They are having to forget cheery Ivan Slavkov from Sofia, caught by a BBC hidden camera in 2004 soliciting a sacred bribe to vote the 2012 event to London. I worked on the programme and, on his way out of the Olympic door, Ivan denounced me as ‘a homosexual.’
One member fought to keep Ivan’s bum on their padded benches. FIFA president Sepp Blatter, an IOC member, protected Slavkov at football after the IOC dumped him. FIFA and the IOC share the sacred goal of sustaining corruption in the developing world.
Another dear friend sadly missed by some Committee members is the Director-general of the Olympic Council of Asia, Abdul Ahmad Muttaleb, an able organiser of kickbacks. Abdul trousered $62,400 from Salt Lake City to nominate IOC members who’d take bribes, was caught at it again by the BBC and this year was revealed pocketing $250,000 from the ISL company that organised marketing for the IOC and FIFA. His patron, Sheikh Al-Sabah of Kuwait had to let him go. The Sheikh is one of the four stupendously rich Gulf members of the IOC, all of them royalty.
Look around for a small man wearing a big hat pulled low across his face. Bob Hasan, the wealthy best friend of Suharto who warehoused the Indonesian dictator’s looting has completed his six years jail and is keen to return. He’s had to relinquish his title of the world’s biggest rainforest logger.
The last time I saw him an IOC gathering, he was smothered in an embrace by German member Thomas Bach.
OVER THERE in the comfy seats is Mexico’s Mario Vazquez Rana.

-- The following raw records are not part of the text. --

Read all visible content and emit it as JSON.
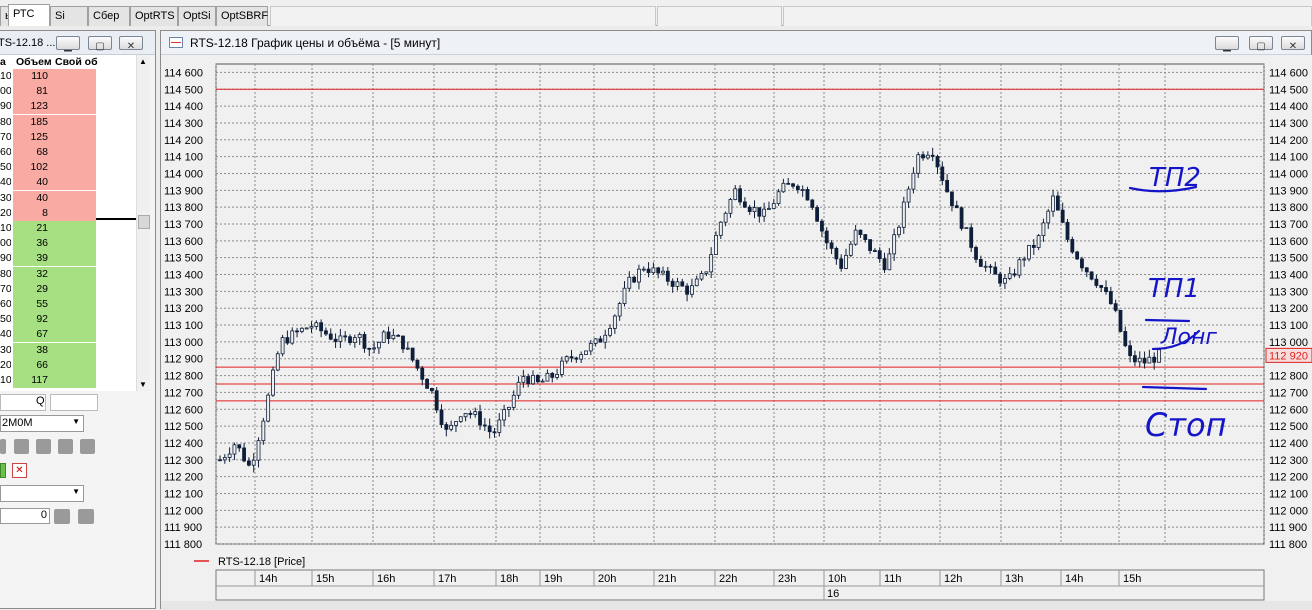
{
  "tabs": [
    "ы",
    "РТС",
    "Si",
    "Сбер",
    "OptRTS",
    "OptSi",
    "OptSBRF"
  ],
  "active_tab": 1,
  "left_window": {
    "title": "TS-12.18 ...",
    "headers": [
      "а",
      "Объем",
      "Свой об"
    ],
    "asks": [
      {
        "price": "10",
        "volume": "110"
      },
      {
        "price": "00",
        "volume": "81"
      },
      {
        "price": "90",
        "volume": "123"
      },
      {
        "price": "80",
        "volume": "185"
      },
      {
        "price": "70",
        "volume": "125"
      },
      {
        "price": "60",
        "volume": "68"
      },
      {
        "price": "50",
        "volume": "102"
      },
      {
        "price": "40",
        "volume": "40"
      },
      {
        "price": "30",
        "volume": "40"
      },
      {
        "price": "20",
        "volume": "8"
      }
    ],
    "bids": [
      {
        "price": "10",
        "volume": "21"
      },
      {
        "price": "00",
        "volume": "36"
      },
      {
        "price": "90",
        "volume": "39"
      },
      {
        "price": "80",
        "volume": "32"
      },
      {
        "price": "70",
        "volume": "29"
      },
      {
        "price": "60",
        "volume": "55"
      },
      {
        "price": "50",
        "volume": "92"
      },
      {
        "price": "40",
        "volume": "67"
      },
      {
        "price": "30",
        "volume": "38"
      },
      {
        "price": "20",
        "volume": "66"
      },
      {
        "price": "10",
        "volume": "117"
      }
    ],
    "q_label": "Q",
    "account": "2M0M",
    "qty_value": "0"
  },
  "chart_window": {
    "title": "RTS-12.18 График цены и объёма - [5 минут]",
    "legend": "RTS-12.18 [Price]",
    "last_price_label": "112 920",
    "date_label": "16",
    "colors": {
      "ask_bg": "#f8aaa3",
      "bid_bg": "#a6e082",
      "level_line": "#e02020",
      "candle": "#0f1f3a",
      "annotation": "#1414c8"
    },
    "annotations": [
      "ТП2",
      "ТП1",
      "Лонг",
      "Стоп"
    ]
  },
  "chart_data": {
    "type": "candlestick",
    "symbol": "RTS-12.18",
    "interval": "5 минут",
    "ylim": [
      111800,
      114650
    ],
    "y_ticks": [
      "114 600",
      "114 500",
      "114 400",
      "114 300",
      "114 200",
      "114 100",
      "114 000",
      "113 900",
      "113 800",
      "113 700",
      "113 600",
      "113 500",
      "113 400",
      "113 300",
      "113 200",
      "113 100",
      "113 000",
      "112 900",
      "112 800",
      "112 700",
      "112 600",
      "112 500",
      "112 400",
      "112 300",
      "112 200",
      "112 100",
      "112 000",
      "111 900",
      "111 800"
    ],
    "x_ticks": [
      "14h",
      "15h",
      "16h",
      "17h",
      "18h",
      "19h",
      "20h",
      "21h",
      "22h",
      "23h",
      "10h",
      "11h",
      "12h",
      "13h",
      "14h",
      "15h"
    ],
    "horizontal_levels": [
      114500,
      112850,
      112750,
      112650
    ],
    "last_price": 112920,
    "grid": true,
    "close_path": [
      [
        0,
        112300
      ],
      [
        2,
        112400
      ],
      [
        4,
        112250
      ],
      [
        6,
        112600
      ],
      [
        8,
        113000
      ],
      [
        10,
        113050
      ],
      [
        12,
        113100
      ],
      [
        14,
        113050
      ],
      [
        16,
        113000
      ],
      [
        18,
        113050
      ],
      [
        20,
        112950
      ],
      [
        22,
        113050
      ],
      [
        24,
        113000
      ],
      [
        26,
        112850
      ],
      [
        28,
        112700
      ],
      [
        30,
        112450
      ],
      [
        32,
        112600
      ],
      [
        34,
        112550
      ],
      [
        36,
        112450
      ],
      [
        38,
        112600
      ],
      [
        40,
        112800
      ],
      [
        42,
        112750
      ],
      [
        44,
        112800
      ],
      [
        46,
        112900
      ],
      [
        48,
        112950
      ],
      [
        50,
        113000
      ],
      [
        52,
        113150
      ],
      [
        54,
        113350
      ],
      [
        56,
        113450
      ],
      [
        58,
        113400
      ],
      [
        60,
        113350
      ],
      [
        62,
        113300
      ],
      [
        64,
        113400
      ],
      [
        66,
        113700
      ],
      [
        68,
        113900
      ],
      [
        70,
        113800
      ],
      [
        72,
        113750
      ],
      [
        74,
        113900
      ],
      [
        76,
        113950
      ],
      [
        78,
        113850
      ],
      [
        80,
        113600
      ],
      [
        82,
        113450
      ],
      [
        84,
        113650
      ],
      [
        86,
        113550
      ],
      [
        88,
        113450
      ],
      [
        90,
        113750
      ],
      [
        92,
        114100
      ],
      [
        94,
        114150
      ],
      [
        96,
        113900
      ],
      [
        98,
        113700
      ],
      [
        100,
        113500
      ],
      [
        102,
        113400
      ],
      [
        104,
        113350
      ],
      [
        106,
        113500
      ],
      [
        108,
        113600
      ],
      [
        110,
        113850
      ],
      [
        112,
        113600
      ],
      [
        114,
        113450
      ],
      [
        116,
        113350
      ],
      [
        118,
        113200
      ],
      [
        120,
        112900
      ],
      [
        122,
        112880
      ],
      [
        124,
        112920
      ]
    ]
  }
}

He’s overcome the handicap of vast wealth to be re-elected, un-opposed, president of all the world’s national Olympic committees every four years since 1979. Samaranch forced Mario through the IOC door in 1991. He got 13 votes for, 10 against and 60 abstained. Brother Olegario joined him in 1995. Their preferred sport? Shooting.
As the protective police cordons closed tight around the travelling sacred flame in April, Mario said freedom of expression was a ‘fundamental right of athletes’ but they should be given ‘guidance on where their freedom ends.’
Also in the Bird’s Nest is Uganda’s Major-General Francis Nyangweso, a valued member of their commission for culture and Olympic education and much quieter than when he was Army commander for the murderous dictator Idi Amin. Francis has overcome the stigma of blindness when in a high position at amateur boxing. He couldn’t see those fights being fixed. Nor anything wrong in taking $35,000 from the Sydney bidding team, in the best interests of young athletes, of course. Continued...